Computer Chess Club Archives




Subject: Re: Fail high reductions

Author: Gerd Isenberg

Date: 11:28:27 07/02/03

Go up one level in this thread

On July 02, 2003 at 11:09:21, Omid David Tabibi wrote:
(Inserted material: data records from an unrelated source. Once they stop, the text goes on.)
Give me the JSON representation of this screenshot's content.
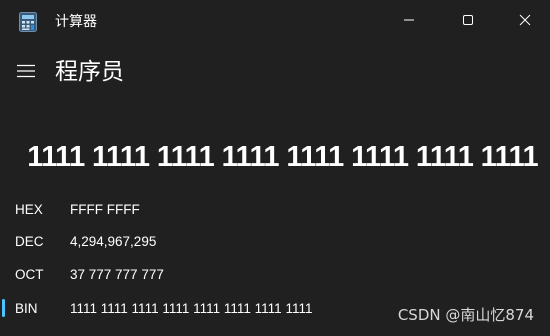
{
  "window": {
    "title": "计算器",
    "app_icon": "calculator-icon",
    "controls": {
      "minimize_icon": "minimize-icon",
      "maximize_icon": "maximize-icon",
      "close_icon": "close-icon"
    }
  },
  "header": {
    "menu_icon": "hamburger-menu-icon",
    "mode": "程序员"
  },
  "display": {
    "value": "1111 1111 1111 1111 1111 1111 1111 1111"
  },
  "bases": [
    {
      "label": "HEX",
      "value": "FFFF FFFF",
      "selected": false
    },
    {
      "label": "DEC",
      "value": "4,294,967,295",
      "selected": false
    },
    {
      "label": "OCT",
      "value": "37 777 777 777",
      "selected": false
    },
    {
      "label": "BIN",
      "value": "1111 1111 1111 1111 1111 1111 1111 1111",
      "selected": true
    }
  ],
  "watermark": "CSDN @南山忆874",
  "colors": {
    "background": "#202020",
    "accent": "#4cc2ff",
    "text": "#ffffff"
  }
}
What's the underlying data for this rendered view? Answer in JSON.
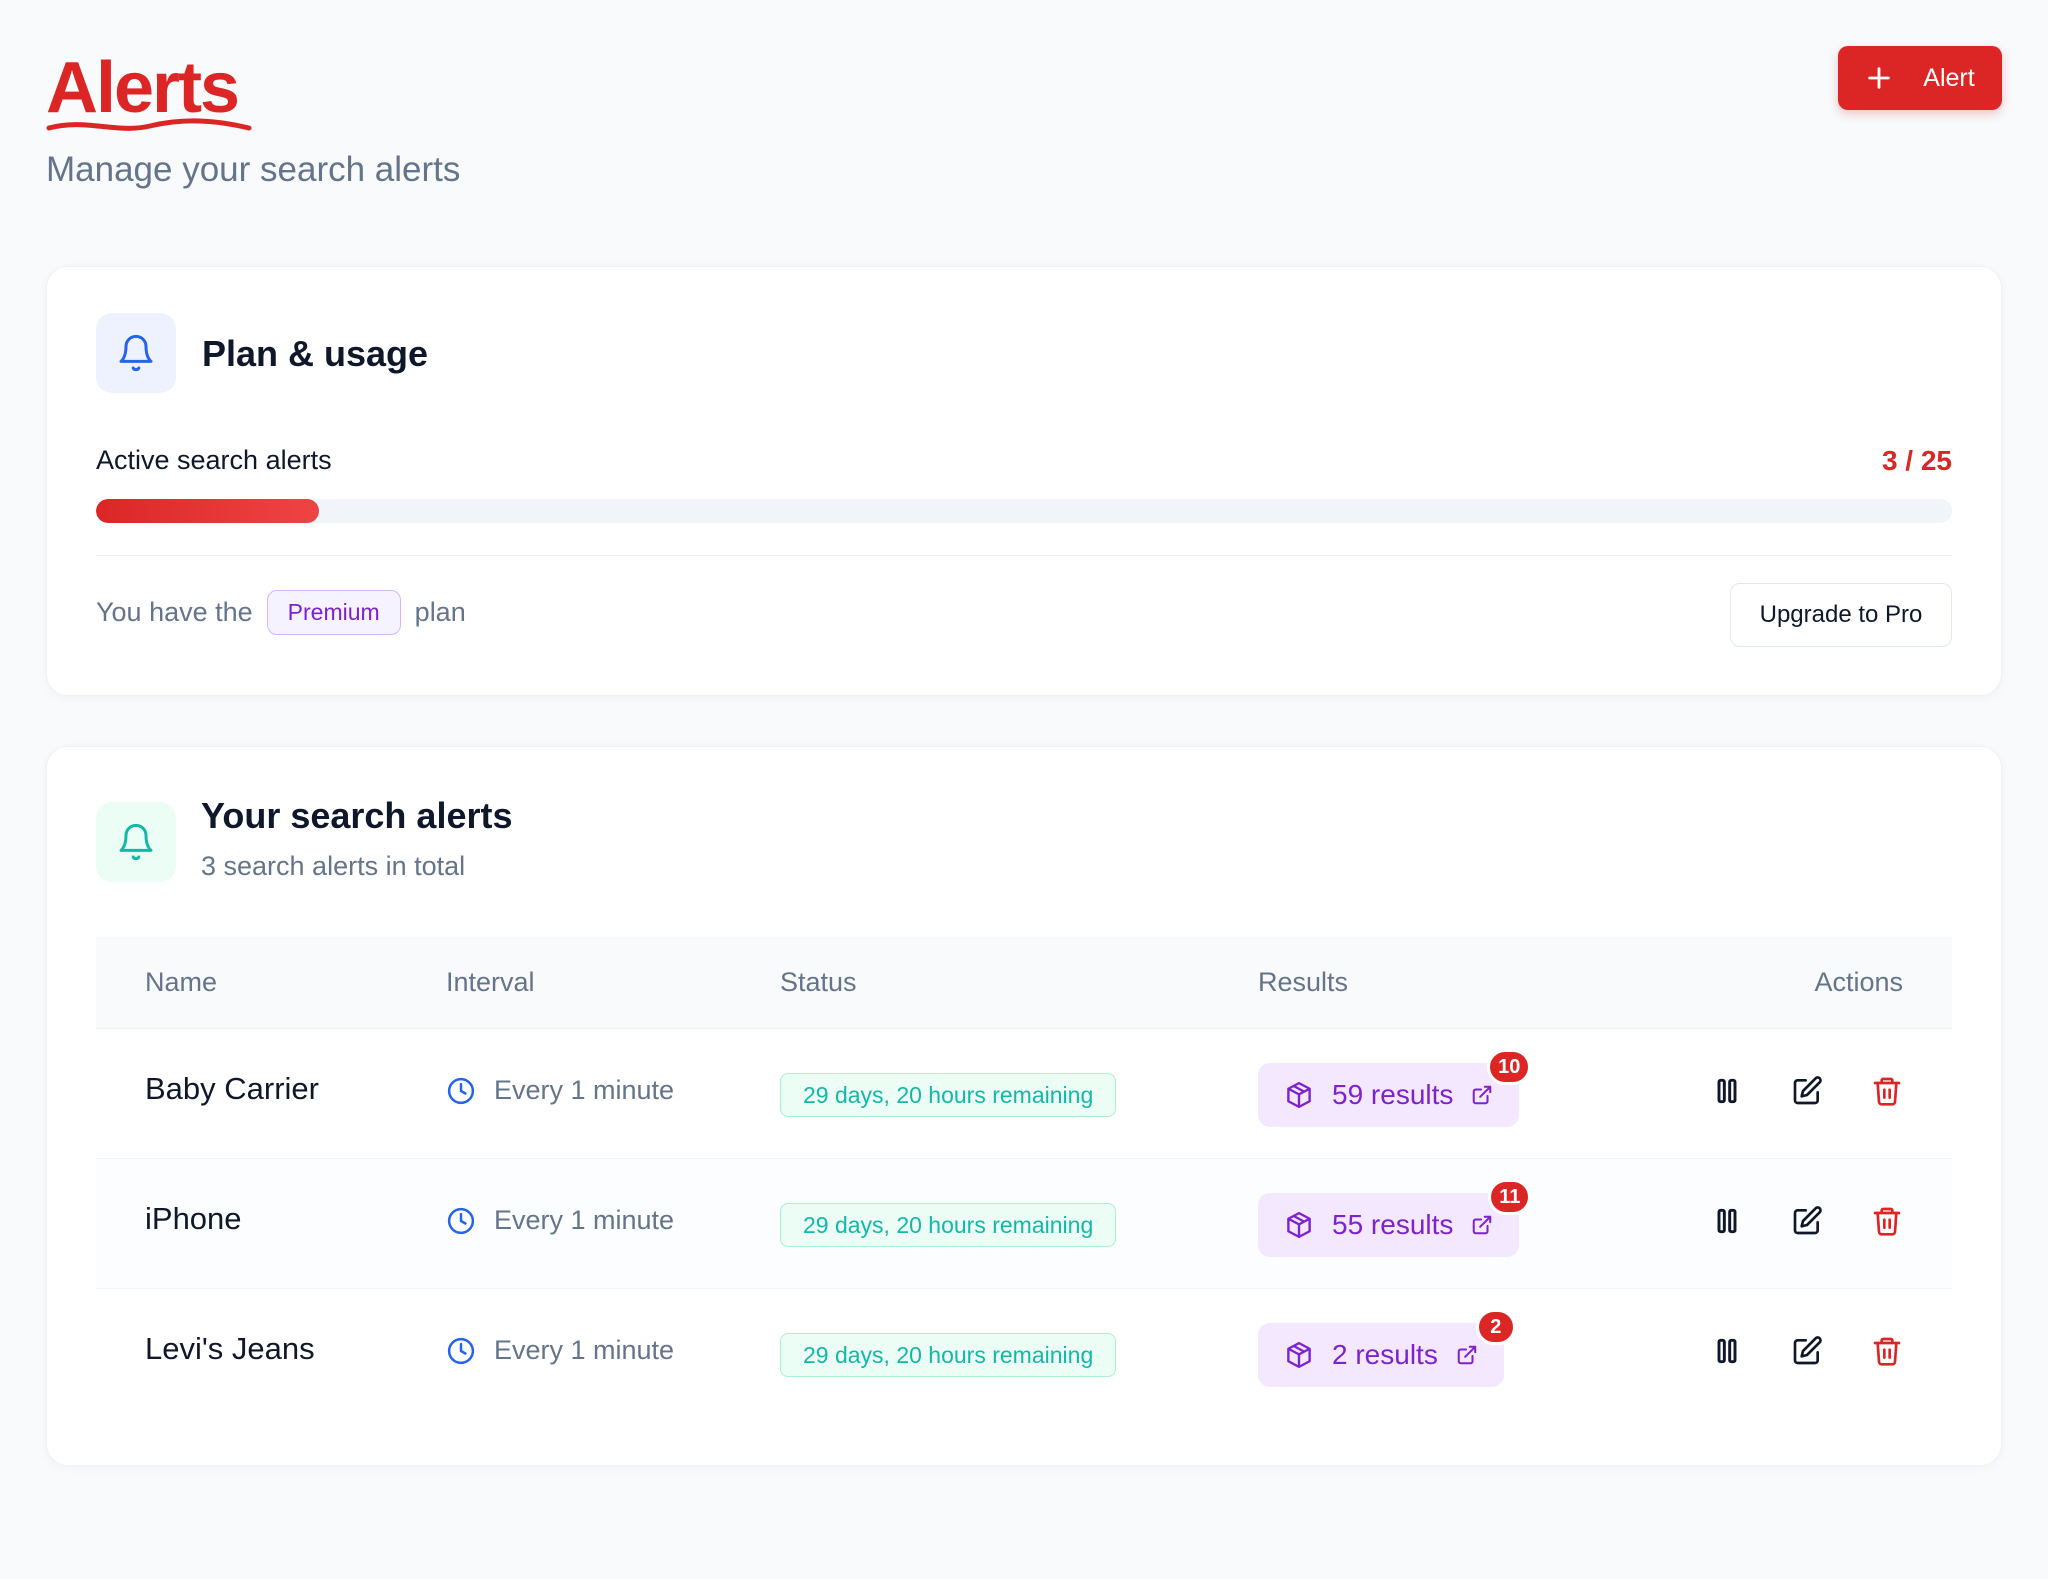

>On July 02, 2003 at 10:49:41, Gerd Isenberg wrote:
>>On July 02, 2003 at 07:22:00, Georg v. Zimmermann wrote:
>>>On July 01, 2003 at 17:34:47, Russell Reagan wrote:
>>>>From "Fail High Reductions by Rainer Feldmann"
>>>>"...a fail high node is a node 'v' with a search window of [alpha,beta] at which
>>>>a static evaluation function 'c' produces a cutoff. The FHR-algorithm reduces
>>>>the search depths at these fail high nodes thus searching their subtrees with
>>>>less effort."
>>>>Their subtrees? I thought fail high nodes didn't have subtrees, and that you
>>>>return beta at a fail high node. I must be misunderstanding something. Could
>>>>someone give a simple explaination of how fail high reductions work?
>>>IMHO Rainer Feldmann uses bad terminology. A fail high node is - at least by my
>>>definition - indeed a node where one subtree returns a value above beta, you
>>>therefor "fail high" and return (value or beta, depending on if you use fail
>>>What he intends to say is probably : " a fail high REDUCTION node is a node 'v'
>>>with a search window of [alpha,beta] at which
>>>>a static evaluation function 'c' produces a cutoff. "
>>>The technic he describes sounds a lot more error prone than null move to me, at
>>>least in tactical situations.
>>Hi George,
>>If i remember well, Rainer Feldmann's FHR is based on the NullMove observation.
>>Instead of foreward pruning, FHR reduce depth if a NullMove fail high occurs.
>FHR reduces the depth if static eval >= beta. I think you are confusing FHR with
>verified null-move pruning; the latter reduces the depth when null_move_score >=
>beta (and cuts off immediately if null_move_score >= beta in the subtree of a
>fail-high reported node).

Hi Omid,

I had no access before to "Advances In Computer Chess 8" (1997) page 111-127:

Fail-High Reductions

on Page 118:

2. The FHR is based on the NMO. Therefore one could argue that special attention
should be given to nodes where the reduced search fails to compute a cut-off. We
tested a version of the FHR that re-searched such nodes without depth reduction.
This version turned out to be inferior to the original FHR version."

3. The question, whether a better approximation for threats should be used than
the static function t, e.g., by doing a null-move quiescence search, is
addressed. It turned out that the overhead for the extra searches does not pay
off, even if these extra searches are restricted to nodes at leat 3 ply from the

So the point in question seems NMO, whether one use a sophisticated static eval
with some threat detections against the side to move or a reduced nullmove
search (OK, Rainer wrote null-move quiescence search).


This page took 0.02 seconds to execute

Last modified: Thu, 07 Jul 11 08:48:38 -0700

Current Computer Chess Club Forums at Talkchess. This site by Sean Mintz.